Zimbabwe falls in the category of poor countries, with little hope of economic improvement.
While the government is anticipating a GDP growth of 6,2 percent, the International Monetary Fund (IMF) expects a modest 3,6 percent this year. The World Bank forecasts GDP growth rate to be three percent.
The promised salary increments will result in the lowest-paid civil servant earning $375, up from $297 — a rise of a mere $78. Yet the poverty datum line is $505.
All factors considered, Zimbabwe is a poor nation, although some of the poverty is self-induced. Transparency International Zimbabwe (Tiz) claimed the country was losing $55 million a day — translating to $10 billion over the past five years, through corruption.
The other effect of corruption is that it weakens the very institutions charged with combating it. While disturbing, it should not surprise us that corruption is rampant within one of our key social institutions — the police.
A police force is charged with monitoring deviance and exercising social control.
However, it is common knowledge that ZRP officers have abandoned these functions, turning into deviants themselves.
Traffic police officers manning checkpoints, in particular, have been known, for a long time now, to routinely take bribes from motorists.

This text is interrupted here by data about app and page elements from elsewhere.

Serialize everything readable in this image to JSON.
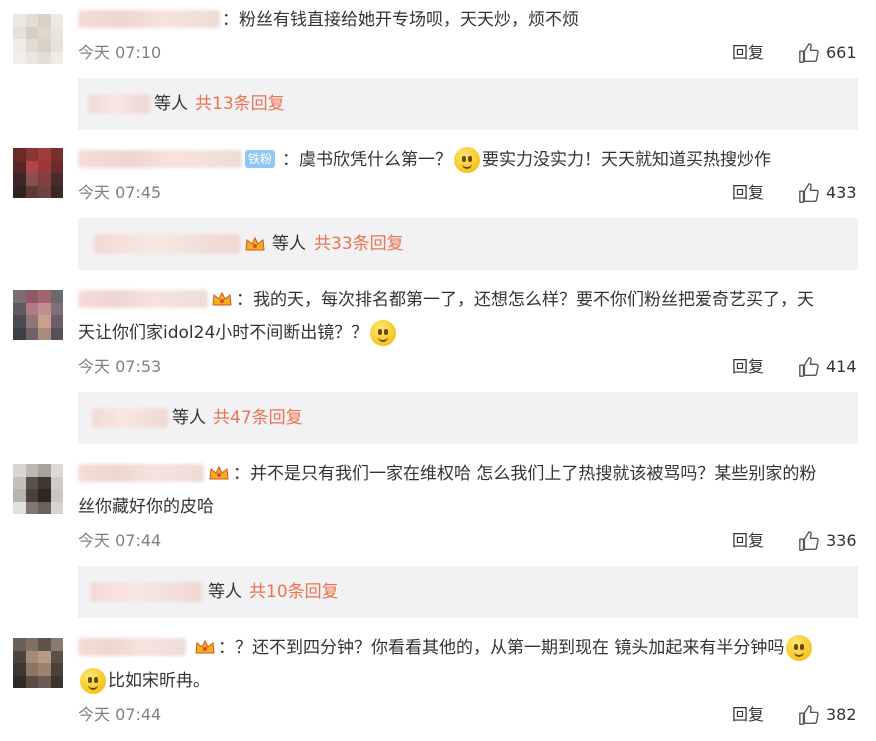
{
  "comments": [
    {
      "text": "：粉丝有钱直接给她开专场呗，天天炒，烦不烦",
      "time": "今天 07:10",
      "reply_label": "回复",
      "likes": "661",
      "has_replies": true,
      "replies_etc": "等人",
      "replies_total": "共13条回复",
      "avatar_colors": [
        "#ece7e0",
        "#e3ddd4",
        "#d9d2c7",
        "#eee9e2",
        "#e6e0d7",
        "#d5cec3",
        "#ddd7cd",
        "#e9e4dd",
        "#f0ece6",
        "#e1dbd2",
        "#d8d1c6",
        "#e7e1d9",
        "#f2efea",
        "#ebe6df",
        "#e4ded6",
        "#efebe5"
      ]
    },
    {
      "badge": "铁粉",
      "text_parts": [
        "：虞书欣凭什么第一？",
        "要实力没实力！天天就知道买热搜炒作"
      ],
      "time": "今天 07:45",
      "reply_label": "回复",
      "likes": "433",
      "has_replies": true,
      "replies_etc": "等人",
      "replies_total": "共33条回复",
      "avatar_colors": [
        "#6b2a2a",
        "#8c3535",
        "#a03c3c",
        "#7a2e2e",
        "#5a2626",
        "#b04545",
        "#9a3838",
        "#6e2b2b",
        "#3d2626",
        "#8a5050",
        "#7e4040",
        "#4a2b2b",
        "#2e2222",
        "#5c3a3a",
        "#704242",
        "#3b2828"
      ]
    },
    {
      "text_line1": "：我的天，每次排名都第一了，还想怎么样？要不你们粉丝把爱奇艺买了，天",
      "text_line2": "天让你们家idol24小时不间断出镜？？",
      "time": "今天 07:53",
      "reply_label": "回复",
      "likes": "414",
      "has_replies": true,
      "replies_etc": "等人",
      "replies_total": "共47条回复",
      "avatar_colors": [
        "#7a6e72",
        "#8e5a66",
        "#a4636f",
        "#6d6a6f",
        "#5e5a60",
        "#b07a83",
        "#c28d8e",
        "#7f7078",
        "#4c4a55",
        "#8f7576",
        "#c9a08e",
        "#6b5f66",
        "#3e3d48",
        "#6e6168",
        "#a98a7c",
        "#565159"
      ]
    },
    {
      "text_line1": "：并不是只有我们一家在维权哈 怎么我们上了热搜就该被骂吗？某些别家的粉",
      "text_line2": "丝你藏好你的皮哈",
      "time": "今天 07:44",
      "reply_label": "回复",
      "likes": "336",
      "has_replies": true,
      "replies_etc": "等人",
      "replies_total": "共10条回复",
      "avatar_colors": [
        "#d8d6d2",
        "#bcb8b2",
        "#a9a39c",
        "#dcdad6",
        "#c4c0ba",
        "#5a514a",
        "#3e3630",
        "#cfccc7",
        "#b7b3ad",
        "#4a413a",
        "#2e2823",
        "#c9c6c1",
        "#e2e0dc",
        "#807870",
        "#6a625a",
        "#d6d4cf"
      ]
    },
    {
      "text_line1": "：？还不到四分钟？你看看其他的，从第一期到现在 镜头加起来有半分钟吗",
      "text_line2": "比如宋昕冉。",
      "time": "今天 07:44",
      "reply_label": "回复",
      "likes": "382",
      "has_replies": false,
      "avatar_colors": [
        "#6a6058",
        "#7d7066",
        "#5e544c",
        "#877a6f",
        "#4c433c",
        "#a48b78",
        "#b89a84",
        "#5b5048",
        "#3d3631",
        "#8c7563",
        "#9c8270",
        "#4a413a",
        "#2f2a26",
        "#574c44",
        "#6a5c50",
        "#3a332e"
      ]
    }
  ],
  "colors": {
    "link": "#eb7350",
    "reply_bg": "#f2f2f5",
    "muted": "#808080",
    "badge": "#8ec7f3"
  },
  "icons": {
    "like": "thumbs-up-icon",
    "vip": "crown-vip-icon",
    "emoji": "smiley-emoji-icon"
  }
}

So rampant is the phenomenon that the Anti-Corruption Trust (Act) of southern Africa claimed the ZRP was the most corrupt force in the region.
However, this decadence should be put into context.
With mega salaries, and measly increments, while executives enjoy huge perks, what do we expect?
I am, of course, not condoning corruption but its easy to understand why these officers would be tempted to commit such acts. Corruption has no greater partner than poverty.
Poverty puts our moral and professional rectitude to the test. And under such circumstances, most of the time we fail it.
In situations of long-term poverty — presented with the choice between upholding ethical and moral conduct, on one hand and satisfying need, on the other — the latter often becomes the dominant animus.
Incidents of corruption among police officers in developed countries are far lesser because they enjoy better standards of living, with robust oversight mechanisms to clamp down on the practice.
Having said that, it would be painting a false picture to suggest that corruption is entirely motivated by pressing need.
Corruption occurs at both ends of the social spectrum. Rich people have also been involved in corrupt activities.
One of the totemic scandals of our time, Willowgate, for instance, did not involve people we can classify as poor.
These were fairly well-to-do government ministers.
The self-rewarding of mega-salaries exposed in recent months has also involved people at the top of the social strata — corporate executives. Corrupt ministers whom President Robert Mugabe has refused to name or act against are not indigent.
So corruption is not only a product of need but greed as well. In fact, corruption of the “greed” type is quite abhorrent because it exacerbates poverty.
If revenue from diamonds, for example, profits a crafty few, the result is that the government fails in its distributive function that should benefit the rest of society and lift living standards.
If living standards are low, people become susceptible to unscrupulous means of survival.
So the challenge we have as a society is to combat both need and greed. Tackling “need” means tackling poverty.
We cannot reduce corruption if we do not improve the economy and lift people’s living standards. Combating corruption also entails strengthening and empowering institutions charged with monitoring deviance.
Whether the corruption is of the “need” or “greed” type, it should attract retribution.
If it is under-funded and un-empowered, Zimbabwe Anti-Corruption Commission (Zacc) becomes just a window-dressing institution for a society that wants to be seen as resolute about corruption when, in reality, it lacks resolve to deal with it.